Is the global property bubble ready to burst?

Is the global property bubble ready to burst?
Is the global property bubble ready to burst? Residential global property has arguably been the most exciting investment of the past eight or nine years, but lately the fun has been draining away. House and apartment prices have been driven sky high by rock bottom interest rates and there are growing signs that they cannot go any higher. Affordability has been stretched as far as it can go. Buyers are reluctant to part with their money at these levels. The days of double-digit annual house price increases appear to be over. The question now is whether the market is merely slowing, or whether it could go sharply into reverse. Is this a bubble, and if so, could it burst? Nothing lasts forever. London was the world’s No 1 property hot spot, but lately the luxury end of the market has slipped. Completed sales of newly-built flats in prime central LondonRead more

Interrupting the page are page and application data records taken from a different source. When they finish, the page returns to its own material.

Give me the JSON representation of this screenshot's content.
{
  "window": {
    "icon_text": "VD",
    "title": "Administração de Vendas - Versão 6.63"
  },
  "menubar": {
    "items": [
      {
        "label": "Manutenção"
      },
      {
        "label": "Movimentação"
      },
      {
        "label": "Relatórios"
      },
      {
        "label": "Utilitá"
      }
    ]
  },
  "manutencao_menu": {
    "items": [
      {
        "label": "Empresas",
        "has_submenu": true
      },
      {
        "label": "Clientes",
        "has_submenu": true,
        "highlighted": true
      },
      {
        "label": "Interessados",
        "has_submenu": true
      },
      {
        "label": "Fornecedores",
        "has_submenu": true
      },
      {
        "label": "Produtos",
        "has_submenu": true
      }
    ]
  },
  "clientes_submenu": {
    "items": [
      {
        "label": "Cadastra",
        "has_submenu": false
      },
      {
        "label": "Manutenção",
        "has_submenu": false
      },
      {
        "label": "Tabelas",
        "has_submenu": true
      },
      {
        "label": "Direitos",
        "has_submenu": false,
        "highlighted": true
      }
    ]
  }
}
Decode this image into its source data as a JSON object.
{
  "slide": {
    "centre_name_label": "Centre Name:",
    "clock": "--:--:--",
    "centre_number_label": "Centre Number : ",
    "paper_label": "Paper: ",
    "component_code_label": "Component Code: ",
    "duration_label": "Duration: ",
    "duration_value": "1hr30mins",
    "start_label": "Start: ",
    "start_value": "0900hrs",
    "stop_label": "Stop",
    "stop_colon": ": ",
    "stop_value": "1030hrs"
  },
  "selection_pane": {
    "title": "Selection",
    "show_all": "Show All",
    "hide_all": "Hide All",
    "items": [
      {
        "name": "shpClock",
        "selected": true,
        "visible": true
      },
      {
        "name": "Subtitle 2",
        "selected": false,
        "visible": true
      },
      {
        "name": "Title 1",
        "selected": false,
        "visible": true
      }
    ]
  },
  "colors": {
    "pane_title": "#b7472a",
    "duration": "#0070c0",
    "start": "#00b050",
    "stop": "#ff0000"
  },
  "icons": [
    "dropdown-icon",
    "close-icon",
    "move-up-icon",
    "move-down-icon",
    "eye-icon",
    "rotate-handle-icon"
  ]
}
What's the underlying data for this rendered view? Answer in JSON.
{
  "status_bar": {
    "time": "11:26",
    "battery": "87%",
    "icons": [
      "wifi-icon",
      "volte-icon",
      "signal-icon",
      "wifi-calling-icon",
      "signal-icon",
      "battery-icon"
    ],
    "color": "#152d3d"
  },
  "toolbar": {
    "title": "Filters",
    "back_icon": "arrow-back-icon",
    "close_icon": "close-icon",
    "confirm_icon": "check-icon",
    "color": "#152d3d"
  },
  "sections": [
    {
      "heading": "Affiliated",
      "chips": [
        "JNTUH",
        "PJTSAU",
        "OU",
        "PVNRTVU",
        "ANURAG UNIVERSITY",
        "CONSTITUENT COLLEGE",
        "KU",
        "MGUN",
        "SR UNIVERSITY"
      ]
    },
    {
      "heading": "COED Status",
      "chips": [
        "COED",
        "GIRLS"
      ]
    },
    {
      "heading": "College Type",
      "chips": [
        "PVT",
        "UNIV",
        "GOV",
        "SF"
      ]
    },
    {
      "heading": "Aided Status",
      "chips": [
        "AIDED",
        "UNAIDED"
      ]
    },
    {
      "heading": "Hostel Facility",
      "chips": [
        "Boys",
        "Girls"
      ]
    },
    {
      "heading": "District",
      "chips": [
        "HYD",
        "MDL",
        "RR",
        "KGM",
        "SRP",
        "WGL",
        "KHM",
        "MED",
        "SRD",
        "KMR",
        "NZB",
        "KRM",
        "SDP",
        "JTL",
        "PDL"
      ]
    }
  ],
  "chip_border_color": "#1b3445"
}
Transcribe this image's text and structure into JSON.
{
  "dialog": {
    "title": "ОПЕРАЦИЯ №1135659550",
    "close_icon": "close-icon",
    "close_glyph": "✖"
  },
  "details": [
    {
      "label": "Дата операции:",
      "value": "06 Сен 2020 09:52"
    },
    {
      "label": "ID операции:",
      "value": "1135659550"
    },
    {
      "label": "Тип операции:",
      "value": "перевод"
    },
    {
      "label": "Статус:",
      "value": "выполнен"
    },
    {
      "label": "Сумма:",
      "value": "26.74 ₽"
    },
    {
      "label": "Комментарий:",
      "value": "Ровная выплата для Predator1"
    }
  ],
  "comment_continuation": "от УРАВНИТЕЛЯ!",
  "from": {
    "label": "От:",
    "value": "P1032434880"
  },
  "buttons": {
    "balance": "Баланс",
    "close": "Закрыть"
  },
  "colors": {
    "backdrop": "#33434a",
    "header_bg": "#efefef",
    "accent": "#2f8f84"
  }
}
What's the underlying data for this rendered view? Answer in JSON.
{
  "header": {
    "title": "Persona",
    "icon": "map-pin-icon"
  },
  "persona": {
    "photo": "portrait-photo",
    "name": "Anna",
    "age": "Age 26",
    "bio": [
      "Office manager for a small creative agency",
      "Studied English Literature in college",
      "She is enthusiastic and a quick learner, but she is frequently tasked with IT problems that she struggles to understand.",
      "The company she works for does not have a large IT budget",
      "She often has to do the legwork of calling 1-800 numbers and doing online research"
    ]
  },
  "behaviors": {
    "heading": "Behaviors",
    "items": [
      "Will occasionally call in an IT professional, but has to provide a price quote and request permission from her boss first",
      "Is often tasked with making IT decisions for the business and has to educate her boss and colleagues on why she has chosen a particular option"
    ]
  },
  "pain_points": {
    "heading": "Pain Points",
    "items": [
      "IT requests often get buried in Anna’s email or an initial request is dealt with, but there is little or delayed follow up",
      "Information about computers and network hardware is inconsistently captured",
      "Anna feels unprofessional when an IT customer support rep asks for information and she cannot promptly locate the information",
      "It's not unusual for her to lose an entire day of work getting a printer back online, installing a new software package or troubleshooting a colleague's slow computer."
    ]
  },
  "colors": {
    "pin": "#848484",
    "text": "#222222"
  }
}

Changes to Stamp Duty

Changes to Stamp Duty
Changes to Stamp Duty On December 4th 2014 stamp duty on property purchases was reformed by the Government. At the time the Chancellor George Osborne stated around 98% of purchasers in England and Wales would pay less after stamp duty reform. Changes to stamp duty meant people who buy homes for under £937,000 would pay less in tax when compared to the old system. From April 2016 a 3% Stamp Duty Land Tax surcharge has applied to purchases of buy to let property and second homes. In Scotland a similar LBTT 3% surcharge applies to additional property transactions from April 2016. Old Stamp Duty System With the old system before December 2014, stamp duty was considered to be a “slab tax” where higher rates were incremented and applied to the whole property purchase price. The old system meant there were sudden increases in stamp duty liability as the purchase priceRead more

Consultation On Property Wear And Tear Allowance

Consultation On Property Wear And Tear Allowance
Consultation On Property Wear And Tear Allowance In the Summer Budget 2015 the Government confirmed its intention to introduce measures to improve how landlord’s businesses are taxed. The new measures which are detailed in the full Consultation Document are designed to provide consistency and fairness in the taxation of rented properties. However, you still have until 9 October to submit your comments and responses to the consultation. An outline of the new measures is given below and we’ve also produced a handy fact sheet which you can print out: The changes The current 10% Wear and Tear Allowance which allows landlords to reduce the tax they pay, regardless of whether they replace the furnishings in their property, will be replaced. From April 2016 landlords will only be allowed to deduct the costs they actually incur for replacing furnishings in their rental properties. Eligibility All landlords will be eligible for the relief respective of whether theyRead more

Capital Gains Tax changes for expatriates and overseas buyers brings the UK in line with other global property markets

Capital Gains Tax changes for expatriates and overseas buyers brings the UK in line with other global property markets
Capital Gains Tax changes for expatriates and overseas buyers brings the UK in line with other global property markets The UK government published draft legislation that detailed changes to Capital Gains Tax (CGT) on the sale of properties for overseas and expatriate  investors. This brings changes for the UK in line with other property markets and aligns overseas and expatriate property investors the same as UK resident home-owners. From 6 April 2015, non-resident UK property investors will be charged on gains made from the sale of their property of between 18% and 28%, this is the same rate as resident home-owners in the UK. The UK government has deemed any UK property owner who spends less than 90 nights in their property to be a non-resident investor and CGT will also be charged on off-plan properties. Other key points arising from the draft legislation are provided below. The changes meanRead more